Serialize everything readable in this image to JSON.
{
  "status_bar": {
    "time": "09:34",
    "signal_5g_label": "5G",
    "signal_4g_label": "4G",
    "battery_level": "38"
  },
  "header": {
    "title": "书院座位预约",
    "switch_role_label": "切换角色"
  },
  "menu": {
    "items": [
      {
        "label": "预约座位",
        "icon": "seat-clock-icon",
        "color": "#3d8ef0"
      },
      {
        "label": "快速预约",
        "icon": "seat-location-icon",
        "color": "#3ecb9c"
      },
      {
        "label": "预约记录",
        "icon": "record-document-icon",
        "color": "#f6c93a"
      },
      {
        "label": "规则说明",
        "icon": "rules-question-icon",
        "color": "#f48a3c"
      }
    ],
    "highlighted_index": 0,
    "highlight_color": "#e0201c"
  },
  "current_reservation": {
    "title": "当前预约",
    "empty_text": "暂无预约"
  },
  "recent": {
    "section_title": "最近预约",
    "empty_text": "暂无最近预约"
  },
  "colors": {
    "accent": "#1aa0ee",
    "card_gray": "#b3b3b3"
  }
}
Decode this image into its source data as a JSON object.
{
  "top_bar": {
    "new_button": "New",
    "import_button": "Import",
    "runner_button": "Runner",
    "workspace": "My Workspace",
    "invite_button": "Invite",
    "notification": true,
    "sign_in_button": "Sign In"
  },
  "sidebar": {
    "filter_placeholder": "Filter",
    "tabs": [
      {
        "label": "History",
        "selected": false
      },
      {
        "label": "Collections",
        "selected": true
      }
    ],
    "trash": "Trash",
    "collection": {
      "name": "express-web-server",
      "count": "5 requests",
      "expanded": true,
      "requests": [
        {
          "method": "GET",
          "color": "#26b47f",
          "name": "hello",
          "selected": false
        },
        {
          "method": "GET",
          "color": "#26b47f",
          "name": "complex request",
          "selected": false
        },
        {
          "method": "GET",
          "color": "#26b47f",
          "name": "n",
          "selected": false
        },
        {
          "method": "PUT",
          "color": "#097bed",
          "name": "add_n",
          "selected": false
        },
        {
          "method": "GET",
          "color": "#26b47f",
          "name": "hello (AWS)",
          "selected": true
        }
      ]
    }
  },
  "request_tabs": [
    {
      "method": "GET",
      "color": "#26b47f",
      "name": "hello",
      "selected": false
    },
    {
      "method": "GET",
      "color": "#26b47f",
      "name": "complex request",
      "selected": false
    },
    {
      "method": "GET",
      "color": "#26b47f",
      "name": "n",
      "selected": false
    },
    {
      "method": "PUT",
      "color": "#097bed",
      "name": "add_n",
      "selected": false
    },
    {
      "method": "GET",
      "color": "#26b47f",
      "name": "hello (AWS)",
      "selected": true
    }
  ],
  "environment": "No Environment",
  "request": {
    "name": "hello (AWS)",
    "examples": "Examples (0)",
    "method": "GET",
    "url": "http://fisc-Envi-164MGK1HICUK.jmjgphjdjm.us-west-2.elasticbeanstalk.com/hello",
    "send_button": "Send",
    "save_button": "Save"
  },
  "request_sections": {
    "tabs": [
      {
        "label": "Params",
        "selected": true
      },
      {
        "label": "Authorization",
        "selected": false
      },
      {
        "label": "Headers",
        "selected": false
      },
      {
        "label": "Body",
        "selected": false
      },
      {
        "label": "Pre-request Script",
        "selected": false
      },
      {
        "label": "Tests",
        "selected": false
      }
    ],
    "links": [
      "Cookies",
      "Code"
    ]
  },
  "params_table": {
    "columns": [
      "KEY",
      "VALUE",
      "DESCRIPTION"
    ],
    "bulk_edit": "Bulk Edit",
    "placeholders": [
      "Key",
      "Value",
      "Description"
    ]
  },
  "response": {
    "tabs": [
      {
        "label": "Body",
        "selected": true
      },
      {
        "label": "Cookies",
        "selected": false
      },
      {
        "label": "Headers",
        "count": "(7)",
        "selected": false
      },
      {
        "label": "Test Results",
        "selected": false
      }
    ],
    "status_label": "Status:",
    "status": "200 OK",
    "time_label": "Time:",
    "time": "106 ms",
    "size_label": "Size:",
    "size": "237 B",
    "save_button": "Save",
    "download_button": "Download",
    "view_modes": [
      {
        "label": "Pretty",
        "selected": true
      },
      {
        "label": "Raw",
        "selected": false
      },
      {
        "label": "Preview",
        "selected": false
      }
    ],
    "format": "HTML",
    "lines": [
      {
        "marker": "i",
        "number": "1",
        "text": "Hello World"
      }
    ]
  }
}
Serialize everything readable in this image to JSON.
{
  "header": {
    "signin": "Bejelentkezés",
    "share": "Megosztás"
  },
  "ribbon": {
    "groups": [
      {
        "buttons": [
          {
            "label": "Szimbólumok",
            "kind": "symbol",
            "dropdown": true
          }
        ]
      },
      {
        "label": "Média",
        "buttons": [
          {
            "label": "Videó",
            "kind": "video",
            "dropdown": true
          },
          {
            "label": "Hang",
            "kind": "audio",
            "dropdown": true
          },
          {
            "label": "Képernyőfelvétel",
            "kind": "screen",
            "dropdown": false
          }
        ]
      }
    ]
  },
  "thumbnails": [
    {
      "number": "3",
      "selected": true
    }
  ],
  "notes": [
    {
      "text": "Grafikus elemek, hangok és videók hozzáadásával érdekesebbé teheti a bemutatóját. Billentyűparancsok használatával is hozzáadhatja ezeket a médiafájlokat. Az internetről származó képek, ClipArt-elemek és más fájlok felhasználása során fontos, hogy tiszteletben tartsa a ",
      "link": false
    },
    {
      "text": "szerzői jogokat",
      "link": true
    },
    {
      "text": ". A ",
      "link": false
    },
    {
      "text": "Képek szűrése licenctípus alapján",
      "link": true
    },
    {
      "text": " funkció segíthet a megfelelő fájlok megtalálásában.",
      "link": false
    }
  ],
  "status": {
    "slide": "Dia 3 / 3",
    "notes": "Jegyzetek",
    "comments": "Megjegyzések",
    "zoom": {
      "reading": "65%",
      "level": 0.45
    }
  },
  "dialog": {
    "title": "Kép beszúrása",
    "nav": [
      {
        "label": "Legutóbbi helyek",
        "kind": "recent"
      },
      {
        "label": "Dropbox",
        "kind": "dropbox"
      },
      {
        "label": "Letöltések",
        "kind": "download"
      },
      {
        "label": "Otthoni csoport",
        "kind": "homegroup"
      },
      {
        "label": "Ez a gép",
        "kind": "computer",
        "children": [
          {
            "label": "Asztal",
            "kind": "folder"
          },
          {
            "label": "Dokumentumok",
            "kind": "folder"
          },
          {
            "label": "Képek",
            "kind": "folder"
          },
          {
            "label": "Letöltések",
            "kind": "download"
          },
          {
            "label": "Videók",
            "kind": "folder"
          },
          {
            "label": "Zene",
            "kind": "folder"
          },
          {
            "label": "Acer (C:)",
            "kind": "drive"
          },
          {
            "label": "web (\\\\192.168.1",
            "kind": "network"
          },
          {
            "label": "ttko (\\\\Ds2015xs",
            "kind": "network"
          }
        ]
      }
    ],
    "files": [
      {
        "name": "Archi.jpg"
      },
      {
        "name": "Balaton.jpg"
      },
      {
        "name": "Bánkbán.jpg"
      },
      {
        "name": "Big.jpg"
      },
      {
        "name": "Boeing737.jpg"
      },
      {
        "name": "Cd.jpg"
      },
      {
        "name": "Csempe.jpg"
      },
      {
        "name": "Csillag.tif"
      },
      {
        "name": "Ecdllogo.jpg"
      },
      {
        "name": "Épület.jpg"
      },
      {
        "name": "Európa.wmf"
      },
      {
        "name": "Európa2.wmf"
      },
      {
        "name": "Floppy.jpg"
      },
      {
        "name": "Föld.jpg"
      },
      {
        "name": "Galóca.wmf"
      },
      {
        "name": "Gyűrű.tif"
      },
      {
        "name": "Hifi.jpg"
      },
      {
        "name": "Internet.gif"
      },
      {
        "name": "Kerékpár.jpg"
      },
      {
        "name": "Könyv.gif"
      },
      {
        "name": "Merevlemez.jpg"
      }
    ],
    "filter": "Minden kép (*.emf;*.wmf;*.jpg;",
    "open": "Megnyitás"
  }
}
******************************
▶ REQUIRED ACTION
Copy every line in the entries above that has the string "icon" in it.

▶ SOLUTION FOR THIS EXERCISE
        "icon": "seat-clock-icon",
        "icon": "seat-location-icon",
        "icon": "record-document-icon",
        "icon": "rules-question-icon",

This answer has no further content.